Despite the major health care coverage gains achieved under the Affordable Care Act, more than 450,000 New Yorkers remain uninsured because their immigration status makes them ineligible for affordable coverage. As a result of the continued failure to approve federal immigration reform or lift health coverage restrictions on many groups of immigrants, it continues to fall to state and local governments to pick up the slack. Health Care For All New York has responded to the dire lack of coverage options for immigrants by launching the Coverage 4 All campaign under the leadership of two of the coalition’s member organizations, Make the Road New York and the New York Immigration Coalition.
The campaign’s mission is to obtain affordable coverage options for all New Yorkers, regardless of immigration status. A shorter-term goal is to expand coverage to a smaller group of immigrants who are “permanently residing under color of law” (PRUCOL). These are people whose presence in the U.S. is known and may be unauthorized, and who have received confirmation from the federal government that it has no intention of deporting them. In New York, immigrants who are PRUCOL are eligible for state-funded Medicaid when they meet the income requirements (less than $16,242 annual income for a single person). However, the same people are not currently eligible for the Essential Plan, New York’s low-cost, comprehensive coverage program for low-income residents whose incomes are too high for Medicaid (up to $23,540 annually for a single person). This restriction runs counter to New York’s history of providing coverage to many immigrants who are excluded from federally-funded programs.
Most immigrants who are PRUCOL are young adults who grew up in the U.S. and have Deferred Action for Childhood Arrivals (DACA) as a result of President Obama’s 2012 executive order providing them two-year work authorizations and a reprieve from deportation. These young people are encouraged to work as a result of their DACA status but are then faced with a dearth of affordable coverage options when their incomes increase beyond the Medicaid threshold because they are ineligible for the Essential Plan and prohibited from accessing tax credits through the New York State of Health insurance marketplace.

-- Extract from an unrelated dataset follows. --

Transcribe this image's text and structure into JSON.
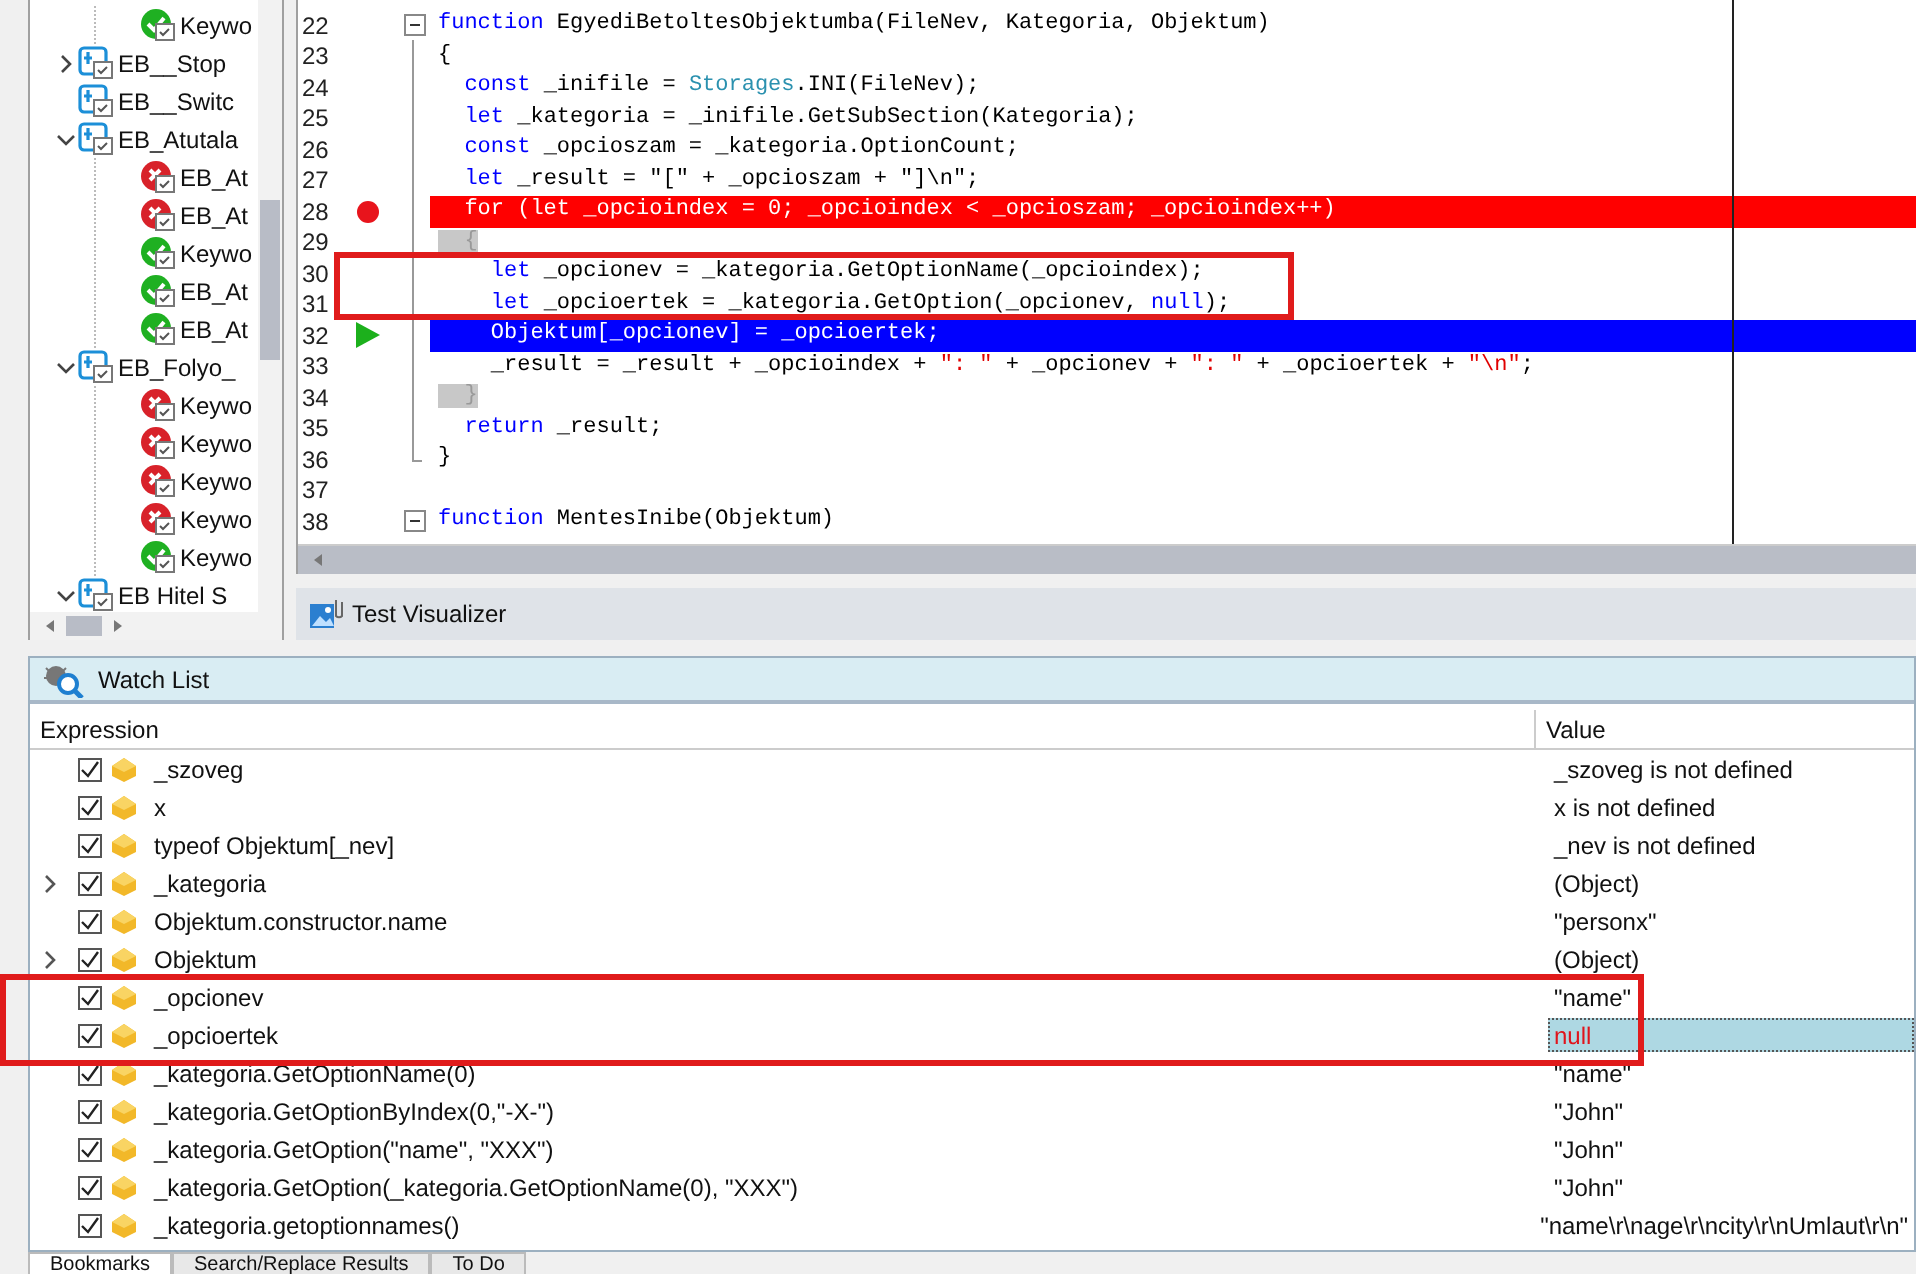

To begin to remedy these coverage gaps, the New York State Assembly is working to expand Essential Plan eligibility to include immigrants who are PRUCOL. The Assembly included $10.3 million in its 2016-17 budget to provide this coverage, but the funding was ultimately cut in budget negotiations. Assemblymembers Richard Gottfried and Marcos Crespo have since introduced legislation that would expand Essential Plan eligibility to include immigrants who are PRUCOL. Bill A10054 was successfully voted out of the Assembly Health Committee on May 17 and is now awaiting a vote by the Ways and Means Committee. HCFANY has submitted a memorandum of support for the bill. Others are encouraged to submit their own memorandums and to borrow language from the HCFANY memo as needed. Please contact me at the New York Immigration Coalition if interested in registering your support (firstname.lastname@example.org).